*** Exercise data

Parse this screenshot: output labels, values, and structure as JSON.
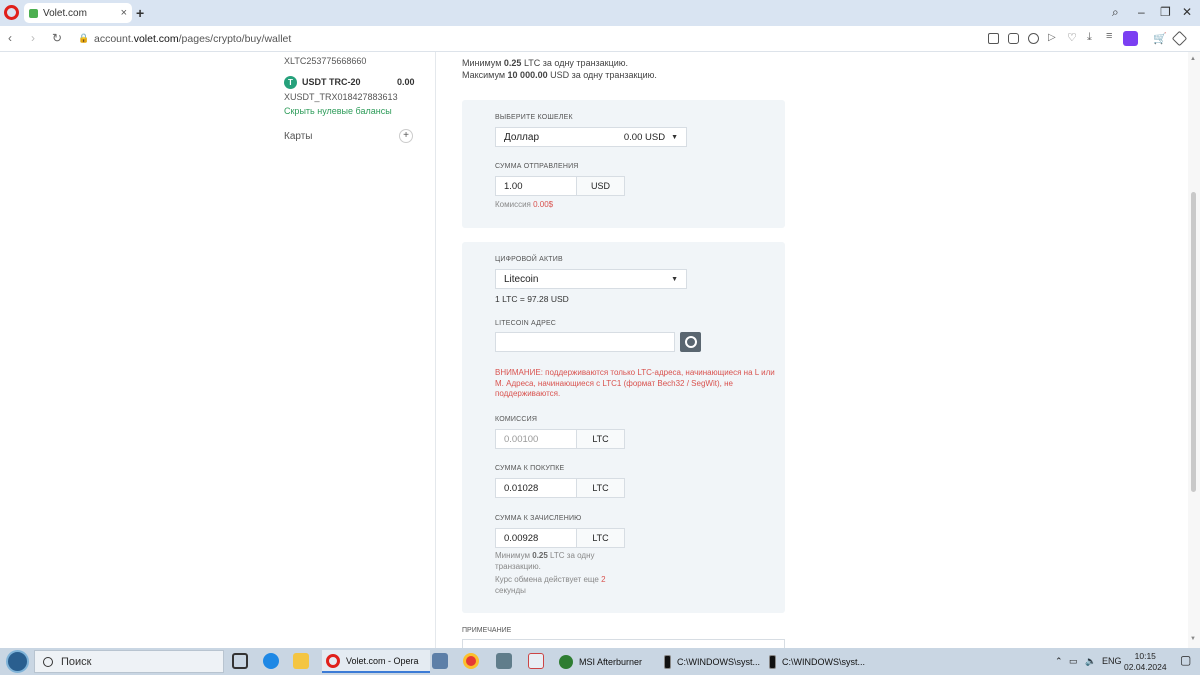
{
  "browser": {
    "tab_title": "Volet.com",
    "url_prefix": "account.",
    "url_domain": "volet.com",
    "url_path": "/pages/crypto/buy/wallet"
  },
  "sidebar": {
    "ltc_id": "XLTC253775668660",
    "usdt_name": "USDT TRC-20",
    "usdt_balance": "0.00",
    "usdt_id": "XUSDT_TRX018427883613",
    "hide_zero": "Скрыть нулевые балансы",
    "cards_label": "Карты"
  },
  "info": {
    "min_prefix": "Минимум ",
    "min_value": "0.25",
    "min_suffix": " LTC за одну транзакцию.",
    "max_prefix": "Максимум ",
    "max_value": "10 000.00",
    "max_suffix": " USD за одну транзакцию."
  },
  "wallet_panel": {
    "wallet_label": "Выберите кошелек",
    "wallet_name": "Доллар",
    "wallet_balance": "0.00 USD",
    "amount_label": "Сумма отправления",
    "amount_value": "1.00",
    "amount_unit": "USD",
    "fee_text": "Комиссия ",
    "fee_value": "0.00$"
  },
  "crypto_panel": {
    "asset_label": "Цифровой актив",
    "asset_name": "Litecoin",
    "rate_prefix": "1 LTC = ",
    "rate_value": "97.28 USD",
    "address_label": "Litecoin адрес",
    "warning": "ВНИМАНИЕ: поддерживаются только LTC-адреса, начинающиеся на L или M. Адреса, начинающиеся с LTC1 (формат Bech32 / SegWit), не поддерживаются.",
    "commission_label": "Комиссия",
    "commission_value": "0.00100",
    "commission_unit": "LTC",
    "buy_label": "Сумма к покупке",
    "buy_value": "0.01028",
    "buy_unit": "LTC",
    "credit_label": "Сумма к зачислению",
    "credit_value": "0.00928",
    "credit_unit": "LTC",
    "min_hint_1": "Минимум ",
    "min_hint_value": "0.25",
    "min_hint_2": " LTC за одну",
    "min_hint_3": "транзакцию.",
    "rate_hint_1": "Курс обмена действует еще ",
    "rate_hint_value": "2",
    "rate_hint_2": "секунды"
  },
  "note_label": "Примечание",
  "taskbar": {
    "search_label": "Поиск",
    "opera_window": "Volet.com - Opera",
    "msi_window": "MSI Afterburner",
    "cmd_window_1": "C:\\WINDOWS\\syst...",
    "cmd_window_2": "C:\\WINDOWS\\syst...",
    "lang": "ENG",
    "time": "10:15",
    "date": "02.04.2024"
  },
  "colors": {
    "accent_green": "#2e9c5a",
    "warning_red": "#d9534f",
    "panel_bg": "#f1f5f8"
  }
}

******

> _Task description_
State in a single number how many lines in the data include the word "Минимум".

> _Task output_
2